The difficulties involved in casting of Tannhäuser are often cited as a reason for its relative scarcity among the Wagnerian canon on stage. German houses never seem to have a problem finding the singers for these demanding roles, though, and even the UK has had two productions scheduled this season, at the Royal Opera and Longborough. Aachen’s Tannhäuser was the Irish tenor Paul McNamara. He is not alone in appearing a little stretched by Act I’s often high-lying tessitura, but the rest of the role fitted his voice with natural ease, and he combined lyricism with dramatic heft and a convincing stage presence. Linda Ballova’s Elisabeth was a bit rough round the edges, but made a convincing case for a more pugnacious, forceful vocal characterisation of the role than we sometimes hear, a depiction that set up an interesting counterpoint with her demure stage presentation. Sanja Radišić’s attractively deep mezzo gave Venus her rightful allure, though rather flaccid diction meant the words – and especially consonants – tended not to come across. The staging played down Wolfram’s role more than usual (and certainly compared to the prominence Bieito gave him in Antwerp in the autumn), but Hrólfur Saemundsson made the part his own, bringing expressive subtlety and a warmly engaging tone. Woong-jo Choi’s sonorous Hermann was impressive, too. The Aachen chorus was excellent and made the climax of Act II and the very end of Act III spine-tingling moments.
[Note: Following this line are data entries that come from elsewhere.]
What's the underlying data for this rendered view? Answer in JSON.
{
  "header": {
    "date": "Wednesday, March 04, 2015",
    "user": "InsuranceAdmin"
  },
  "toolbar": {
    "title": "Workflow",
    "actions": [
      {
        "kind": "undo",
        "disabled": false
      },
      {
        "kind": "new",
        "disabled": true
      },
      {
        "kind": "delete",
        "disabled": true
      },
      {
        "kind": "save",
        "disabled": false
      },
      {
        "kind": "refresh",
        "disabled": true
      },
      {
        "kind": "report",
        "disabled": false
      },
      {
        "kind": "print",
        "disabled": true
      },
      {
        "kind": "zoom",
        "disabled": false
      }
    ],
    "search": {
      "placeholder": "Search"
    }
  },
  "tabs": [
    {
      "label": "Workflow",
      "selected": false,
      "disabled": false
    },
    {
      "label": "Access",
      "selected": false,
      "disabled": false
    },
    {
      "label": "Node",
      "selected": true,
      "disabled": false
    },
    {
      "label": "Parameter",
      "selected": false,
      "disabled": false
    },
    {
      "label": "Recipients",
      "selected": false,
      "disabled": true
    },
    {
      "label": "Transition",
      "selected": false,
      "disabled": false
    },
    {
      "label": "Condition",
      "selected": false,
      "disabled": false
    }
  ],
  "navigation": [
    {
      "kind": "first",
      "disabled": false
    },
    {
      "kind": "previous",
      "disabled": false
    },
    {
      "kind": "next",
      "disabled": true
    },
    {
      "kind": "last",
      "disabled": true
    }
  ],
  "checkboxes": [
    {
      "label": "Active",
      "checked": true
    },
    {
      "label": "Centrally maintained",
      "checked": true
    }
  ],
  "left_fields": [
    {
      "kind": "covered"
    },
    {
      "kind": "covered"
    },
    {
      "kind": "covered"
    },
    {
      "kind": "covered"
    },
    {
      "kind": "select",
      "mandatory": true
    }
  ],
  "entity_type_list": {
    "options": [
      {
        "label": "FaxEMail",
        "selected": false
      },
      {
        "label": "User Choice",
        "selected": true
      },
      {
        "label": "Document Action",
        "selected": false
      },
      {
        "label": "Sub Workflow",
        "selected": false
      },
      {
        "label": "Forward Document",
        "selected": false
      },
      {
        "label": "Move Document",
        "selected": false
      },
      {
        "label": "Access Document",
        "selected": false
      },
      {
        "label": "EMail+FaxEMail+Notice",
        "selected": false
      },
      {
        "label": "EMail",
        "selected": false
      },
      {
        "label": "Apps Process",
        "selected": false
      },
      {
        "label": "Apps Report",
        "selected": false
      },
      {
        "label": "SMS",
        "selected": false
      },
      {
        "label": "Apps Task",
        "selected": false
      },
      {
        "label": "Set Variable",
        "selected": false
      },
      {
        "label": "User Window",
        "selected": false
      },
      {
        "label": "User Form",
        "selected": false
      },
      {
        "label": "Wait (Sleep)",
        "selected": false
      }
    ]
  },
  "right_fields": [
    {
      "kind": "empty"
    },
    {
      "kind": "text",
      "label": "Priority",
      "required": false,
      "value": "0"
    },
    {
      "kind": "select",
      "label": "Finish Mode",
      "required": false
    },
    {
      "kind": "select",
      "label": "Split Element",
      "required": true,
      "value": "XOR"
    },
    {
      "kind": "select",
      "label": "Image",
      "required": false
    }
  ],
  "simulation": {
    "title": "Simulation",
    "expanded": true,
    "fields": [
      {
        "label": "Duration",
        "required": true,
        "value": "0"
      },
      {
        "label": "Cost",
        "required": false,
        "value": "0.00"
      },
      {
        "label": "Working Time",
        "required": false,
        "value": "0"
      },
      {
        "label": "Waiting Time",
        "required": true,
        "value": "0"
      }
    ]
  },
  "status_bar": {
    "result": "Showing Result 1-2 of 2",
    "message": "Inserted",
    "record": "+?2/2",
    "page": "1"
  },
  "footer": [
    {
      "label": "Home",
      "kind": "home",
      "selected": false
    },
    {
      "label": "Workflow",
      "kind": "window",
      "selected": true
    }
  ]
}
The orchestral balance was a bit uneven at first, with lower brass rather crowding everyone else out in the Overture, but Aachen’s General Music Director Kazem Abdullah eventually tamed them and his generally swift tempi lent an impressive coherence and dramatic cogency to the whole evening.